Down to the last line, write out the entries below exactly and omit all pictures.
[[ Available records, beginning ]]
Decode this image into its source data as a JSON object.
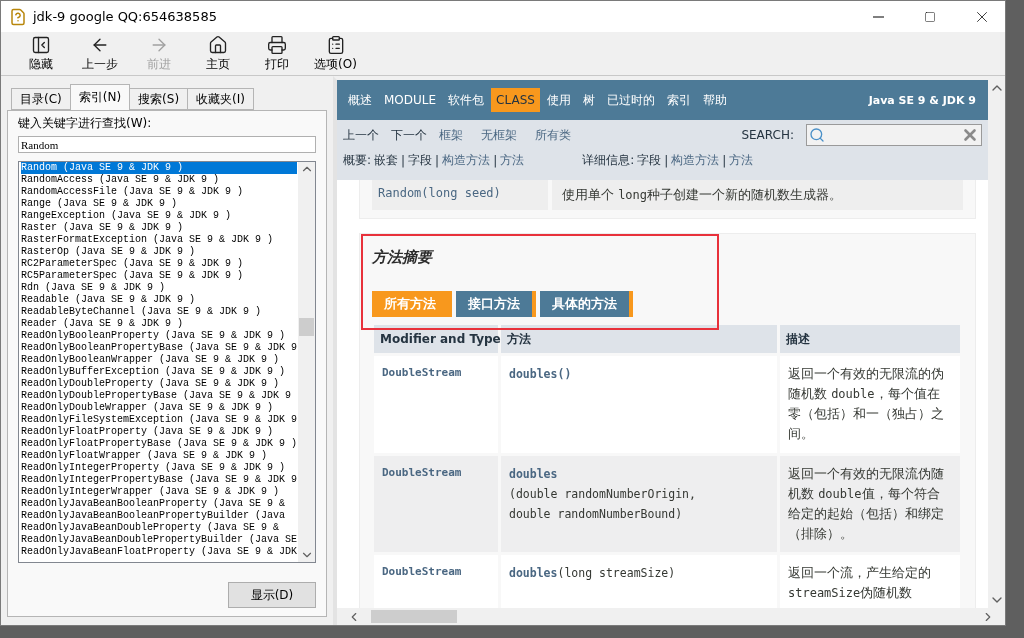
{
  "window": {
    "title": "jdk-9 google QQ:654638585"
  },
  "toolbar": [
    {
      "kind": "hide",
      "label": "隐藏",
      "disabled": false
    },
    {
      "kind": "back",
      "label": "上一步",
      "disabled": false
    },
    {
      "kind": "forward",
      "label": "前进",
      "disabled": true
    },
    {
      "kind": "home",
      "label": "主页",
      "disabled": false
    },
    {
      "kind": "print",
      "label": "打印",
      "disabled": false
    },
    {
      "kind": "options",
      "label": "选项(O)",
      "disabled": false
    }
  ],
  "left_pane": {
    "tabs": [
      {
        "label": "目录(C)",
        "selected": false
      },
      {
        "label": "索引(N)",
        "selected": true
      },
      {
        "label": "搜索(S)",
        "selected": false
      },
      {
        "label": "收藏夹(I)",
        "selected": false
      }
    ],
    "keyword_label": "键入关键字进行查找(W):",
    "keyword_field": {
      "value": "Random"
    },
    "index_list": [
      {
        "text": "Random (Java SE 9 & JDK 9 )",
        "selected": true
      },
      {
        "text": "RandomAccess (Java SE 9 & JDK 9 )",
        "selected": false
      },
      {
        "text": "RandomAccessFile (Java SE 9 & JDK 9 )",
        "selected": false
      },
      {
        "text": "Range (Java SE 9 & JDK 9 )",
        "selected": false
      },
      {
        "text": "RangeException (Java SE 9 & JDK 9 )",
        "selected": false
      },
      {
        "text": "Raster (Java SE 9 & JDK 9 )",
        "selected": false
      },
      {
        "text": "RasterFormatException (Java SE 9 & JDK 9 )",
        "selected": false
      },
      {
        "text": "RasterOp (Java SE 9 & JDK 9 )",
        "selected": false
      },
      {
        "text": "RC2ParameterSpec (Java SE 9 & JDK 9 )",
        "selected": false
      },
      {
        "text": "RC5ParameterSpec (Java SE 9 & JDK 9 )",
        "selected": false
      },
      {
        "text": "Rdn (Java SE 9 & JDK 9 )",
        "selected": false
      },
      {
        "text": "Readable (Java SE 9 & JDK 9 )",
        "selected": false
      },
      {
        "text": "ReadableByteChannel (Java SE 9 & JDK 9 )",
        "selected": false
      },
      {
        "text": "Reader (Java SE 9 & JDK 9 )",
        "selected": false
      },
      {
        "text": "ReadOnlyBooleanProperty (Java SE 9 & JDK 9 )",
        "selected": false
      },
      {
        "text": "ReadOnlyBooleanPropertyBase (Java SE 9 & JDK 9",
        "selected": false
      },
      {
        "text": "ReadOnlyBooleanWrapper (Java SE 9 & JDK 9 )",
        "selected": false
      },
      {
        "text": "ReadOnlyBufferException (Java SE 9 & JDK 9 )",
        "selected": false
      },
      {
        "text": "ReadOnlyDoubleProperty (Java SE 9 & JDK 9 )",
        "selected": false
      },
      {
        "text": "ReadOnlyDoublePropertyBase (Java SE 9 & JDK 9",
        "selected": false
      },
      {
        "text": "ReadOnlyDoubleWrapper (Java SE 9 & JDK 9 )",
        "selected": false
      },
      {
        "text": "ReadOnlyFileSystemException (Java SE 9 & JDK 9",
        "selected": false
      },
      {
        "text": "ReadOnlyFloatProperty (Java SE 9 & JDK 9 )",
        "selected": false
      },
      {
        "text": "ReadOnlyFloatPropertyBase (Java SE 9 & JDK 9 )",
        "selected": false
      },
      {
        "text": "ReadOnlyFloatWrapper (Java SE 9 & JDK 9 )",
        "selected": false
      },
      {
        "text": "ReadOnlyIntegerProperty (Java SE 9 & JDK 9 )",
        "selected": false
      },
      {
        "text": "ReadOnlyIntegerPropertyBase (Java SE 9 & JDK 9",
        "selected": false
      },
      {
        "text": "ReadOnlyIntegerWrapper (Java SE 9 & JDK 9 )",
        "selected": false
      },
      {
        "text": "ReadOnlyJavaBeanBooleanProperty (Java SE 9 &",
        "selected": false
      },
      {
        "text": "ReadOnlyJavaBeanBooleanPropertyBuilder (Java",
        "selected": false
      },
      {
        "text": "ReadOnlyJavaBeanDoubleProperty (Java SE 9 &",
        "selected": false
      },
      {
        "text": "ReadOnlyJavaBeanDoublePropertyBuilder (Java SE",
        "selected": false
      },
      {
        "text": "ReadOnlyJavaBeanFloatProperty (Java SE 9 & JDK",
        "selected": false
      }
    ],
    "display_button": "显示(D)"
  },
  "doc": {
    "nav": [
      {
        "label": "概述",
        "selected": false
      },
      {
        "label": "MODULE",
        "selected": false
      },
      {
        "label": "软件包",
        "selected": false
      },
      {
        "label": "CLASS",
        "selected": true
      },
      {
        "label": "使用",
        "selected": false
      },
      {
        "label": "树",
        "selected": false
      },
      {
        "label": "已过时的",
        "selected": false
      },
      {
        "label": "索引",
        "selected": false
      },
      {
        "label": "帮助",
        "selected": false
      }
    ],
    "nav_title": "Java SE 9 & JDK 9",
    "subnav_links": [
      {
        "label": "上一个",
        "link": false
      },
      {
        "label": "下一个",
        "link": false
      },
      {
        "label": "框架",
        "link": true
      },
      {
        "label": "无框架",
        "link": true
      },
      {
        "label": "所有类",
        "link": true
      }
    ],
    "search_label": "SEARCH:",
    "separator": "|",
    "summary_label": "概要:",
    "summary_links": [
      {
        "label": "嵌套",
        "link": false
      },
      {
        "label": "字段",
        "link": false
      },
      {
        "label": "构造方法",
        "link": true
      },
      {
        "label": "方法",
        "link": true
      }
    ],
    "detail_label": "详细信息:",
    "detail_links": [
      {
        "label": "字段",
        "link": false
      },
      {
        "label": "构造方法",
        "link": true
      },
      {
        "label": "方法",
        "link": true
      }
    ],
    "constructor_row": {
      "signature": "Random(long seed)",
      "description": [
        {
          "text": "使用单个 ",
          "code": false
        },
        {
          "text": "long",
          "code": true
        },
        {
          "text": "种子创建一个新的随机数生成器。",
          "code": false
        }
      ]
    },
    "method_summary": {
      "heading": "方法摘要",
      "tabs": [
        {
          "label": "所有方法",
          "selected": true
        },
        {
          "label": "接口方法",
          "selected": false
        },
        {
          "label": "具体的方法",
          "selected": false
        }
      ],
      "columns": [
        "Modifier and Type",
        "方法",
        "描述"
      ],
      "rows": [
        {
          "type": "DoubleStream",
          "method": {
            "name": "doubles()"
          },
          "description": [
            {
              "text": "返回一个有效的无限流的伪随机数 ",
              "code": false
            },
            {
              "text": "double",
              "code": true
            },
            {
              "text": "，每个值在零（包括）和一（独占）之间。",
              "code": false
            }
          ]
        },
        {
          "type": "DoubleStream",
          "method": {
            "name": "doubles",
            "params": [
              "(double randomNumberOrigin,",
              "double randomNumberBound)"
            ]
          },
          "description": [
            {
              "text": "返回一个有效的无限流伪随机数 ",
              "code": false
            },
            {
              "text": "double",
              "code": true
            },
            {
              "text": "值，每个符合给定的起始（包括）和绑定（排除）。",
              "code": false
            }
          ]
        },
        {
          "type": "DoubleStream",
          "method": {
            "name": "doubles",
            "params": "(long streamSize)"
          },
          "description": [
            {
              "text": "返回一个流，产生给定的",
              "code": false
            },
            {
              "text": "streamSize",
              "code": true
            },
            {
              "text": "伪随机数",
              "code": false
            }
          ]
        }
      ]
    }
  }
}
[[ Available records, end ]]
Task response -
Decode this image into its source data as a JSON object.
{
  "window": {
    "title": "jdk-9 google QQ:654638585"
  },
  "toolbar": [
    {
      "kind": "hide",
      "label": "隐藏",
      "disabled": false
    },
    {
      "kind": "back",
      "label": "上一步",
      "disabled": false
    },
    {
      "kind": "forward",
      "label": "前进",
      "disabled": true
    },
    {
      "kind": "home",
      "label": "主页",
      "disabled": false
    },
    {
      "kind": "print",
      "label": "打印",
      "disabled": false
    },
    {
      "kind": "options",
      "label": "选项(O)",
      "disabled": false
    }
  ],
  "left_pane": {
    "tabs": [
      {
        "label": "目录(C)",
        "selected": false
      },
      {
        "label": "索引(N)",
        "selected": true
      },
      {
        "label": "搜索(S)",
        "selected": false
      },
      {
        "label": "收藏夹(I)",
        "selected": false
      }
    ],
    "keyword_label": "键入关键字进行查找(W):",
    "keyword_field": {
      "value": "Random"
    },
    "index_list": [
      {
        "text": "Random (Java SE 9 & JDK 9 )",
        "selected": true
      },
      {
        "text": "RandomAccess (Java SE 9 & JDK 9 )",
        "selected": false
      },
      {
        "text": "RandomAccessFile (Java SE 9 & JDK 9 )",
        "selected": false
      },
      {
        "text": "Range (Java SE 9 & JDK 9 )",
        "selected": false
      },
      {
        "text": "RangeException (Java SE 9 & JDK 9 )",
        "selected": false
      },
      {
        "text": "Raster (Java SE 9 & JDK 9 )",
        "selected": false
      },
      {
        "text": "RasterFormatException (Java SE 9 & JDK 9 )",
        "selected": false
      },
      {
        "text": "RasterOp (Java SE 9 & JDK 9 )",
        "selected": false
      },
      {
        "text": "RC2ParameterSpec (Java SE 9 & JDK 9 )",
        "selected": false
      },
      {
        "text": "RC5ParameterSpec (Java SE 9 & JDK 9 )",
        "selected": false
      },
      {
        "text": "Rdn (Java SE 9 & JDK 9 )",
        "selected": false
      },
      {
        "text": "Readable (Java SE 9 & JDK 9 )",
        "selected": false
      },
      {
        "text": "ReadableByteChannel (Java SE 9 & JDK 9 )",
        "selected": false
      },
      {
        "text": "Reader (Java SE 9 & JDK 9 )",
        "selected": false
      },
      {
        "text": "ReadOnlyBooleanProperty (Java SE 9 & JDK 9 )",
        "selected": false
      },
      {
        "text": "ReadOnlyBooleanPropertyBase (Java SE 9 & JDK 9",
        "selected": false
      },
      {
        "text": "ReadOnlyBooleanWrapper (Java SE 9 & JDK 9 )",
        "selected": false
      },
      {
        "text": "ReadOnlyBufferException (Java SE 9 & JDK 9 )",
        "selected": false
      },
      {
        "text": "ReadOnlyDoubleProperty (Java SE 9 & JDK 9 )",
        "selected": false
      },
      {
        "text": "ReadOnlyDoublePropertyBase (Java SE 9 & JDK 9",
        "selected": false
      },
      {
        "text": "ReadOnlyDoubleWrapper (Java SE 9 & JDK 9 )",
        "selected": false
      },
      {
        "text": "ReadOnlyFileSystemException (Java SE 9 & JDK 9",
        "selected": false
      },
      {
        "text": "ReadOnlyFloatProperty (Java SE 9 & JDK 9 )",
        "selected": false
      },
      {
        "text": "ReadOnlyFloatPropertyBase (Java SE 9 & JDK 9 )",
        "selected": false
      },
      {
        "text": "ReadOnlyFloatWrapper (Java SE 9 & JDK 9 )",
        "selected": false
      },
      {
        "text": "ReadOnlyIntegerProperty (Java SE 9 & JDK 9 )",
        "selected": false
      },
      {
        "text": "ReadOnlyIntegerPropertyBase (Java SE 9 & JDK 9",
        "selected": false
      },
      {
        "text": "ReadOnlyIntegerWrapper (Java SE 9 & JDK 9 )",
        "selected": false
      },
      {
        "text": "ReadOnlyJavaBeanBooleanProperty (Java SE 9 &",
        "selected": false
      },
      {
        "text": "ReadOnlyJavaBeanBooleanPropertyBuilder (Java",
        "selected": false
      },
      {
        "text": "ReadOnlyJavaBeanDoubleProperty (Java SE 9 &",
        "selected": false
      },
      {
        "text": "ReadOnlyJavaBeanDoublePropertyBuilder (Java SE",
        "selected": false
      },
      {
        "text": "ReadOnlyJavaBeanFloatProperty (Java SE 9 & JDK",
        "selected": false
      }
    ],
    "display_button": "显示(D)"
  },
  "doc": {
    "nav": [
      {
        "label": "概述",
        "selected": false
      },
      {
        "label": "MODULE",
        "selected": false
      },
      {
        "label": "软件包",
        "selected": false
      },
      {
        "label": "CLASS",
        "selected": true
      },
      {
        "label": "使用",
        "selected": false
      },
      {
        "label": "树",
        "selected": false
      },
      {
        "label": "已过时的",
        "selected": false
      },
      {
        "label": "索引",
        "selected": false
      },
      {
        "label": "帮助",
        "selected": false
      }
    ],
    "nav_title": "Java SE 9 & JDK 9",
    "subnav_links": [
      {
        "label": "上一个",
        "link": false
      },
      {
        "label": "下一个",
        "link": false
      },
      {
        "label": "框架",
        "link": true
      },
      {
        "label": "无框架",
        "link": true
      },
      {
        "label": "所有类",
        "link": true
      }
    ],
    "search_label": "SEARCH:",
    "separator": "|",
    "summary_label": "概要:",
    "summary_links": [
      {
        "label": "嵌套",
        "link": false
      },
      {
        "label": "字段",
        "link": false
      },
      {
        "label": "构造方法",
        "link": true
      },
      {
        "label": "方法",
        "link": true
      }
    ],
    "detail_label": "详细信息:",
    "detail_links": [
      {
        "label": "字段",
        "link": false
      },
      {
        "label": "构造方法",
        "link": true
      },
      {
        "label": "方法",
        "link": true
      }
    ],
    "constructor_row": {
      "signature": "Random(long seed)",
      "description": [
        {
          "text": "使用单个 ",
          "code": false
        },
        {
          "text": "long",
          "code": true
        },
        {
          "text": "种子创建一个新的随机数生成器。",
          "code": false
        }
      ]
    },
    "method_summary": {
      "heading": "方法摘要",
      "tabs": [
        {
          "label": "所有方法",
          "selected": true
        },
        {
          "label": "接口方法",
          "selected": false
        },
        {
          "label": "具体的方法",
          "selected": false
        }
      ],
      "columns": [
        "Modifier and Type",
        "方法",
        "描述"
      ],
      "rows": [
        {
          "type": "DoubleStream",
          "method": {
            "name": "doubles()"
          },
          "description": [
            {
              "text": "返回一个有效的无限流的伪随机数 ",
              "code": false
            },
            {
              "text": "double",
              "code": true
            },
            {
              "text": "，每个值在零（包括）和一（独占）之间。",
              "code": false
            }
          ]
        },
        {
          "type": "DoubleStream",
          "method": {
            "name": "doubles",
            "params": [
              "(double randomNumberOrigin,",
              "double randomNumberBound)"
            ]
          },
          "description": [
            {
              "text": "返回一个有效的无限流伪随机数 ",
              "code": false
            },
            {
              "text": "double",
              "code": true
            },
            {
              "text": "值，每个符合给定的起始（包括）和绑定（排除）。",
              "code": false
            }
          ]
        },
        {
          "type": "DoubleStream",
          "method": {
            "name": "doubles",
            "params": "(long streamSize)"
          },
          "description": [
            {
              "text": "返回一个流，产生给定的",
              "code": false
            },
            {
              "text": "streamSize",
              "code": true
            },
            {
              "text": "伪随机数",
              "code": false
            }
          ]
        }
      ]
    }
  }
}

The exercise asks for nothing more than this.